There are two parts

Part 1:

Describe Ethos, Logos, and Pathos and explain why these elements are important to presenting a successful persuasive argument.
Part 2:

Using the ECPI Online Library database “Opposing Viewpoints” or the online site “ProCon.org” – find a topic/issue of interest to you, read both sides of the argument and then summarize the elements of ethos, logos, and pathos presented.
Do you have to have all three elements (ethos, logos and pathos) in order for an argument to be persuasive? Why or why not?
Does a speaker need to change an audience’s members mind completely in order to be successful at persuasion? Why or why not?
*Make sure to format any source material you used in APA format.*


Sample Solution

The state owned railway companies, slowly but surely, forced by the circumstances, were obliged to come up with new forms of organization in order to cope with the new emerging industry trends to avoid being taken by surprise by, what it seemed like ,the new wind of change.

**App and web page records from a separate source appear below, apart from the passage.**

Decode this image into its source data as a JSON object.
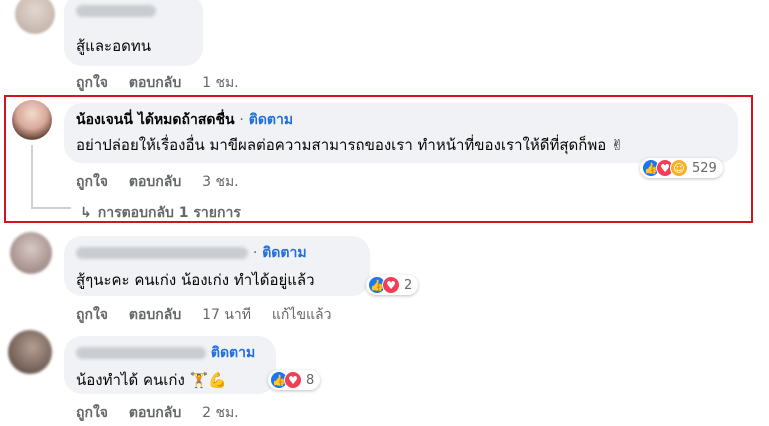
{
  "comments": [
    {
      "text": "สู้และอดทน",
      "actions": {
        "like": "ถูกใจ",
        "reply": "ตอบกลับ",
        "time": "1 ชม."
      }
    },
    {
      "name": "น้องเจนนี่ ได้หมดถ้าสดชื่น",
      "separator": "·",
      "follow": "ติดตาม",
      "text": "อย่าปล่อยให้เรื่องอื่น มาขีผลต่อความสามารถของเรา ทำหน้าที่ของเราให้ดีที่สุดก็พอ ✌",
      "actions": {
        "like": "ถูกใจ",
        "reply": "ตอบกลับ",
        "time": "3 ชม."
      },
      "reactions": {
        "count": "529",
        "icons": [
          "like-icon",
          "love-icon",
          "care-icon"
        ]
      },
      "replies_link": "การตอบกลับ 1 รายการ"
    },
    {
      "separator": "·",
      "follow": "ติดตาม",
      "text": "สู้ๆนะคะ คนเก่ง น้องเก่ง ทำได้อยู่แล้ว",
      "actions": {
        "like": "ถูกใจ",
        "reply": "ตอบกลับ",
        "time": "17 นาที",
        "edited": "แก้ไขแล้ว"
      },
      "reactions": {
        "count": "2",
        "icons": [
          "like-icon",
          "love-icon"
        ]
      }
    },
    {
      "follow": "ติดตาม",
      "text": "น้องทำได้ คนเก่ง 🏋💪",
      "actions": {
        "like": "ถูกใจ",
        "reply": "ตอบกลับ",
        "time": "2 ชม."
      },
      "reactions": {
        "count": "8",
        "icons": [
          "like-icon",
          "love-icon"
        ]
      }
    }
  ],
  "colors": {
    "highlight": "#d3141f",
    "follow": "#216fdb",
    "bubble": "#f0f2f5",
    "like": "#1877f2",
    "love": "#f33e58"
  }
}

Prior to such changes, the majority of state owned railway companies were following custom build organizational forms that included both infrastructure and train transportation services financed by governments in a package deal but after the new international norms for railway transportation were redefined in 1993 , the railways companies were forced to adapt a unique organizational system which stated that the infrastructure, passenger transportation and cargo transportation must be separate autonomous branches of one big pyramid-like structure characterizing the new railway regime.

The new international railway laws that entered into force in 1993, together with the idea of improving the efficiency, quality of services and customer satisfaction were some of the key factors that influenced the entrance on the railway market of a new type of operator that acted independently from the state railway company having its own buildings, personnel, and financing resources, marking the beginning of a new and more sophisticated railway transportation era.

This idea of allowing a private operator to develop its activity in the presence of the state’s national company was a revolutionary success as in a short period of time the private operators managed to bring more quality in the transportation service with the implementation of ultra modernized trains and locomotives that were by far superior to those used by the state and thus, offered better quality to passengers for prices just a slight higher than the ones charged by the national railway.